Every line with the string "Programador" should be copied from the data.

######

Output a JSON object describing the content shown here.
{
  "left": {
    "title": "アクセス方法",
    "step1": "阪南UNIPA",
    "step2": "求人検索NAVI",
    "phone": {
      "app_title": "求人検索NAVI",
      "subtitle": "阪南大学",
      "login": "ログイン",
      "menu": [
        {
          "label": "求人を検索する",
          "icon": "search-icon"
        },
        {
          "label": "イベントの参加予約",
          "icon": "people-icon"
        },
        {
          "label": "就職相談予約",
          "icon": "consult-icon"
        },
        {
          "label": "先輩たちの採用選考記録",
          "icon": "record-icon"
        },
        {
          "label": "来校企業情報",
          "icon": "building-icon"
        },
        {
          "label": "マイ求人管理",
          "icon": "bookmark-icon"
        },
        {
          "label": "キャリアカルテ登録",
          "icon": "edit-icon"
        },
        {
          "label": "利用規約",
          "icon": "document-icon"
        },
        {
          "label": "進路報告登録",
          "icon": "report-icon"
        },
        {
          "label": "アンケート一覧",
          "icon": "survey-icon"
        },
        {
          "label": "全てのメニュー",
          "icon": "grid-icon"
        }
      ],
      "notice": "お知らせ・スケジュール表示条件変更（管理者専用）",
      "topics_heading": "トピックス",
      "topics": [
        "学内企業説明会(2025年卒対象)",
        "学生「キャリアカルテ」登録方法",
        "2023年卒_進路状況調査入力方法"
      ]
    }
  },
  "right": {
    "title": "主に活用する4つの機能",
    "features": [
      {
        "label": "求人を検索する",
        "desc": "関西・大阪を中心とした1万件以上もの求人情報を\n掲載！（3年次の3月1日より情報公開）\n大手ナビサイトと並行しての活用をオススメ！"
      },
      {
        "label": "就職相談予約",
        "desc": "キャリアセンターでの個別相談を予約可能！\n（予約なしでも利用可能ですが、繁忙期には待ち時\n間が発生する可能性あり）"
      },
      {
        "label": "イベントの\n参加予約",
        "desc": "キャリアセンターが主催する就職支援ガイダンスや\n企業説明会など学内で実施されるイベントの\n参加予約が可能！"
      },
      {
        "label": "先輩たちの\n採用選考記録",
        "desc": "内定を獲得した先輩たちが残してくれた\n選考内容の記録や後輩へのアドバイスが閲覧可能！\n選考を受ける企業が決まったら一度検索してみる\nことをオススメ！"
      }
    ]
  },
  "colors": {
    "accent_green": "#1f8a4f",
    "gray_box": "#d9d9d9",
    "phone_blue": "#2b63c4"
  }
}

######

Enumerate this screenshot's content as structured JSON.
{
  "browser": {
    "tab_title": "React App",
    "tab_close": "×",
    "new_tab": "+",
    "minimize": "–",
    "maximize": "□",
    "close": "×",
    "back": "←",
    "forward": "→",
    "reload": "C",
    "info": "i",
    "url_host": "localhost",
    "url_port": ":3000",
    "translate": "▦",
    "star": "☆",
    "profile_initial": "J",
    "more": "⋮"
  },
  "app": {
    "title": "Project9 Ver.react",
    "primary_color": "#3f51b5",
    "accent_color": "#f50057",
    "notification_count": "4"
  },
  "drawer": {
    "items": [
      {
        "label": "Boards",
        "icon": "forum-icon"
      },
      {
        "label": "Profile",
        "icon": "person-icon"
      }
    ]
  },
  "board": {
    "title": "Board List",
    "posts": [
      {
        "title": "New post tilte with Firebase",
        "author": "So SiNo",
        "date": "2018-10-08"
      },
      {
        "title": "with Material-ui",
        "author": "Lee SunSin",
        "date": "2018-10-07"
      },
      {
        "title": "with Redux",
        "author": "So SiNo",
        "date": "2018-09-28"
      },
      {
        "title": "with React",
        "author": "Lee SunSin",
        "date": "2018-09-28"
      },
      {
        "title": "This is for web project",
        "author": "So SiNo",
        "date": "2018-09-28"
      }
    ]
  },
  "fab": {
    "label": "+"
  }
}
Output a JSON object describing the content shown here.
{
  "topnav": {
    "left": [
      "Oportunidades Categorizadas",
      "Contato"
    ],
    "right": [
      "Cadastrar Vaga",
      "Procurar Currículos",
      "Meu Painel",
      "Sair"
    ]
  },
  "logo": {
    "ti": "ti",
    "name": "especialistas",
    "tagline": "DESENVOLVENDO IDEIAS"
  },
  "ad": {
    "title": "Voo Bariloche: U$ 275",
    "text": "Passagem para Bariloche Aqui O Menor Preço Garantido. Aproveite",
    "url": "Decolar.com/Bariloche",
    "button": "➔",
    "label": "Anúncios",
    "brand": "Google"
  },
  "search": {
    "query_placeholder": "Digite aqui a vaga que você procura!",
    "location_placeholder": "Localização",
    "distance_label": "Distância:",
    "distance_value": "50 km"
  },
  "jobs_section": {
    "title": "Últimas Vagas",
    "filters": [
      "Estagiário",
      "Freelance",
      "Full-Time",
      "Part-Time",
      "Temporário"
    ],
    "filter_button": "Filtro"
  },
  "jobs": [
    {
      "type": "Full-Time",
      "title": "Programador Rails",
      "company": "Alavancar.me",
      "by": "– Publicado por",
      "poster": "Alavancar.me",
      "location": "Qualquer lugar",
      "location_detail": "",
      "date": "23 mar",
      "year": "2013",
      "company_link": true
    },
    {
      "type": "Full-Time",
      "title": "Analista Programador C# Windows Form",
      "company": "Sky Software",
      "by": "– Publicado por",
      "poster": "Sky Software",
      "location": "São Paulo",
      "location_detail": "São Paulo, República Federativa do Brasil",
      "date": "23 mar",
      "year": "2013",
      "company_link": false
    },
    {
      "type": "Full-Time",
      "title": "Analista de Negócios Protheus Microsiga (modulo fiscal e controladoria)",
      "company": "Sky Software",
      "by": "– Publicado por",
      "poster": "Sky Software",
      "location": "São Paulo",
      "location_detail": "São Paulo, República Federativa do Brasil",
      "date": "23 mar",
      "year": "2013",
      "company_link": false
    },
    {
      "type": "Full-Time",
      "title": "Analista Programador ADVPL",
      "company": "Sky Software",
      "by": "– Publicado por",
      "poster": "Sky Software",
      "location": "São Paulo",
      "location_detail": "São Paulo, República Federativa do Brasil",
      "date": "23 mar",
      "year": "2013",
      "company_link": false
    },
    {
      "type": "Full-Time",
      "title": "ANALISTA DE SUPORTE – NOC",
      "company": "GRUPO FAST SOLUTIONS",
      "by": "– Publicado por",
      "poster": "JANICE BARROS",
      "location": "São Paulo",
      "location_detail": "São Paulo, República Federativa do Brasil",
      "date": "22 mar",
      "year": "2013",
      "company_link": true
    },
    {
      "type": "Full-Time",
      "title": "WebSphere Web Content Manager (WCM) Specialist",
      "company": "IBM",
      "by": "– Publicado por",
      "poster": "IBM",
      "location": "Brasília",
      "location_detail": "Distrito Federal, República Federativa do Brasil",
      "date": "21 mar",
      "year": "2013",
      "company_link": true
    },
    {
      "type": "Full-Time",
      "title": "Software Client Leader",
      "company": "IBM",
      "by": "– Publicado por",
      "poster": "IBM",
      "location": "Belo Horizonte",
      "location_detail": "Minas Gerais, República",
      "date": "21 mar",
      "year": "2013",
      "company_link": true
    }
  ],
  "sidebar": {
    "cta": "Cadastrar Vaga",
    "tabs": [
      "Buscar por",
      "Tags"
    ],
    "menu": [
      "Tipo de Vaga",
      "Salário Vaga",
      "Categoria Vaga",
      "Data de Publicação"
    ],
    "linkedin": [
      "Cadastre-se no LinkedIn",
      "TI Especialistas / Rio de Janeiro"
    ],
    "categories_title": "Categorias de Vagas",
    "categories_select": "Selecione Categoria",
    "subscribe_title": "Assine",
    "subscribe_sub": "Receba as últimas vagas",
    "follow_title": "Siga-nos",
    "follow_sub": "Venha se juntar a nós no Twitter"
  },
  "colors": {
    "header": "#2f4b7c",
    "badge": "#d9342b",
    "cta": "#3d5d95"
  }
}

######

▸ **ANSWER BOX**:
      "title": "Programador Rails",
      "title": "Analista Programador C# Windows Form",
      "title": "Analista Programador ADVPL",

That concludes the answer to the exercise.